### TASK DESCRIPTION:
Tell how many lines in the data contain the word "Manuale", and leave out everything else.

*** Opening of SOURCE DATA ***

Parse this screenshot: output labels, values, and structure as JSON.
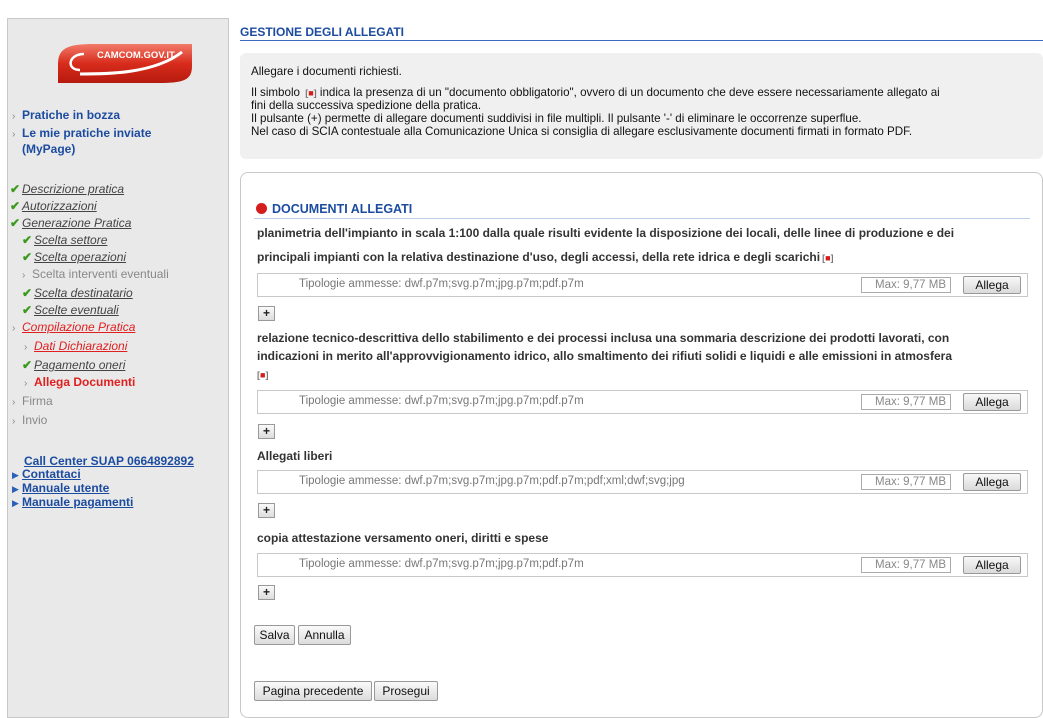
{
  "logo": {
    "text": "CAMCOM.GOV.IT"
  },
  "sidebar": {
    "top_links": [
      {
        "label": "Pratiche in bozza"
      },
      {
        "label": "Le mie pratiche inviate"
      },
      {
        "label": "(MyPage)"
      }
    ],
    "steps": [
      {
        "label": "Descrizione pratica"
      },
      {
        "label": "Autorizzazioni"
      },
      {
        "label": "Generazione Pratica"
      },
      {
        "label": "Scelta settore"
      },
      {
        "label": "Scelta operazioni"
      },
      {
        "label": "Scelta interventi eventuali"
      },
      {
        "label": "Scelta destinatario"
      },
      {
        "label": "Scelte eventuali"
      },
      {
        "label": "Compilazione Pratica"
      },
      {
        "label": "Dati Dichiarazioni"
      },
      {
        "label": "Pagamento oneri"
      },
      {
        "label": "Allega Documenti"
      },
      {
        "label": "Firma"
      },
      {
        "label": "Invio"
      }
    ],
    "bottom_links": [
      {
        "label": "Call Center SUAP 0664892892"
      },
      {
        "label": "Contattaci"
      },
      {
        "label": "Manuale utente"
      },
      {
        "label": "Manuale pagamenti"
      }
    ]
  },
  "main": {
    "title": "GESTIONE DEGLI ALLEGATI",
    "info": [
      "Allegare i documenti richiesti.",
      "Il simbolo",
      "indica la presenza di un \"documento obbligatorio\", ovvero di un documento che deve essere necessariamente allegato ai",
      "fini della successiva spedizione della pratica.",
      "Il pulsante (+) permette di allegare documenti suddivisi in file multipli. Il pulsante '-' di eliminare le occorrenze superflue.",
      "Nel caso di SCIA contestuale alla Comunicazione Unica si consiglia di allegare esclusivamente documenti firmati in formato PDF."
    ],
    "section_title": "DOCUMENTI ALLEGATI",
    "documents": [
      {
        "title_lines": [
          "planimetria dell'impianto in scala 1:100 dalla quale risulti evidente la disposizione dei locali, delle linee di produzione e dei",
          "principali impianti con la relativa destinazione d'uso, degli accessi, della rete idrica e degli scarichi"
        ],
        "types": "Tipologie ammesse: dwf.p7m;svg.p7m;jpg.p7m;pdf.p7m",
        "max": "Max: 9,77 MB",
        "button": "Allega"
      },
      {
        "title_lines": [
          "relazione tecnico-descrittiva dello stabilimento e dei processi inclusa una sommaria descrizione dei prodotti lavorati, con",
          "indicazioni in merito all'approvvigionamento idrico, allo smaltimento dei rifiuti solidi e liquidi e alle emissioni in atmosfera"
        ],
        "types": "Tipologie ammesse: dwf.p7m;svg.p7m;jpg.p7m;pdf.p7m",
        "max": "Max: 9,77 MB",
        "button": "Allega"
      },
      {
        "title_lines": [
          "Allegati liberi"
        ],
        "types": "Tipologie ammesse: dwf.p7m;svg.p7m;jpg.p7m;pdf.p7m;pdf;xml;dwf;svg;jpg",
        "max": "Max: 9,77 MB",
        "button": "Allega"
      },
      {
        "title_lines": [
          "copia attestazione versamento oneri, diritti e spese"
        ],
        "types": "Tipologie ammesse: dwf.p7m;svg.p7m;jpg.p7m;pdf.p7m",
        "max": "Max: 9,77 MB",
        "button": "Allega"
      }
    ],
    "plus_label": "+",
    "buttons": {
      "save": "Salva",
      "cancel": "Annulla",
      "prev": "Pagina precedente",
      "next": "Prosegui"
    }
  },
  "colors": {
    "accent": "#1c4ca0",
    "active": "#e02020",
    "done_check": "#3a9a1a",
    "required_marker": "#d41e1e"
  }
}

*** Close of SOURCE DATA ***
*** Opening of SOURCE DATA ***

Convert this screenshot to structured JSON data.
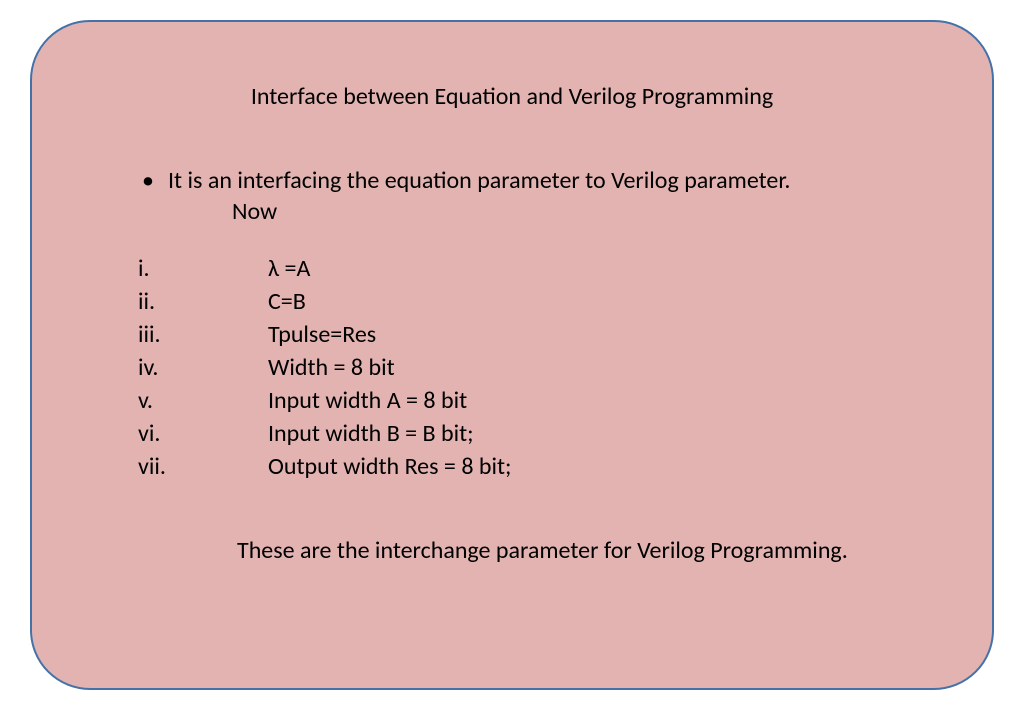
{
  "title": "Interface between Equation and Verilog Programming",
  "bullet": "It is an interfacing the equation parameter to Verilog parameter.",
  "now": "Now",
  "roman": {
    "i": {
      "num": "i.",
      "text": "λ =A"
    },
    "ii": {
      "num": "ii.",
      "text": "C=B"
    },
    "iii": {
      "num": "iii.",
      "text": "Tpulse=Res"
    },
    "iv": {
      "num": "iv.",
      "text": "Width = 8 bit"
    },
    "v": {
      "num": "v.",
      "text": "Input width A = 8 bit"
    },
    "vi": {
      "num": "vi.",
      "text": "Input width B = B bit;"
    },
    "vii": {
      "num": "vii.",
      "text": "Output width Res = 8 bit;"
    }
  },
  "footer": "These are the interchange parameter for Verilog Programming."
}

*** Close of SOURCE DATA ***
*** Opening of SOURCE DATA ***

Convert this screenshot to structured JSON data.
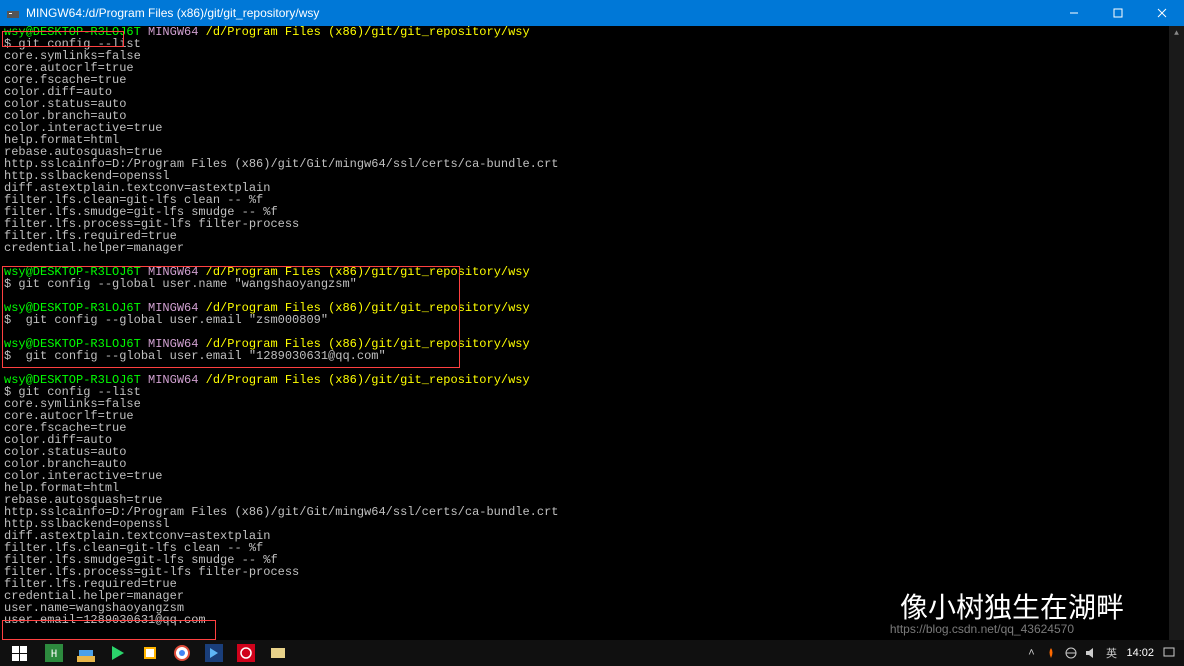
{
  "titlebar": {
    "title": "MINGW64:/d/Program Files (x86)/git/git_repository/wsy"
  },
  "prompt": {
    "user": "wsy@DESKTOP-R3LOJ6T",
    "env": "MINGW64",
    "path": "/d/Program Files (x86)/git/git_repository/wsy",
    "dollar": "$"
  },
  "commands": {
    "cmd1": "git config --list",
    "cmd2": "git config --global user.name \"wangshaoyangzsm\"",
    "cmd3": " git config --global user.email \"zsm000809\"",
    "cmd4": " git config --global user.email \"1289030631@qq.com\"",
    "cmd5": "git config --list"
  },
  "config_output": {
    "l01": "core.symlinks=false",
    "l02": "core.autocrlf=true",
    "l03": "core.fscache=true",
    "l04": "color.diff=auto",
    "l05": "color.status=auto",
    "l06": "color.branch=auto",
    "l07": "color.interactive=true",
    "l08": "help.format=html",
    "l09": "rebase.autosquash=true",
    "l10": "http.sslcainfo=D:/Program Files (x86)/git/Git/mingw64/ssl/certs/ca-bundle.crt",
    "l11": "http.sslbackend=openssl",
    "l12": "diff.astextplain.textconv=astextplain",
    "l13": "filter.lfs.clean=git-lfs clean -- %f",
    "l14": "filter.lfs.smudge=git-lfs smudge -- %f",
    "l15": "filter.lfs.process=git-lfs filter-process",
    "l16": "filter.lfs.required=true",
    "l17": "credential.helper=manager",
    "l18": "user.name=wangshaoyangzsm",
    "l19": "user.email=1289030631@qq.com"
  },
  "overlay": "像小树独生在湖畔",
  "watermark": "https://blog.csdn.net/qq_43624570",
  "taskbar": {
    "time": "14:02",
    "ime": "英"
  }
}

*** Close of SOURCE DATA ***

### WRITTEN RESPONSE:
2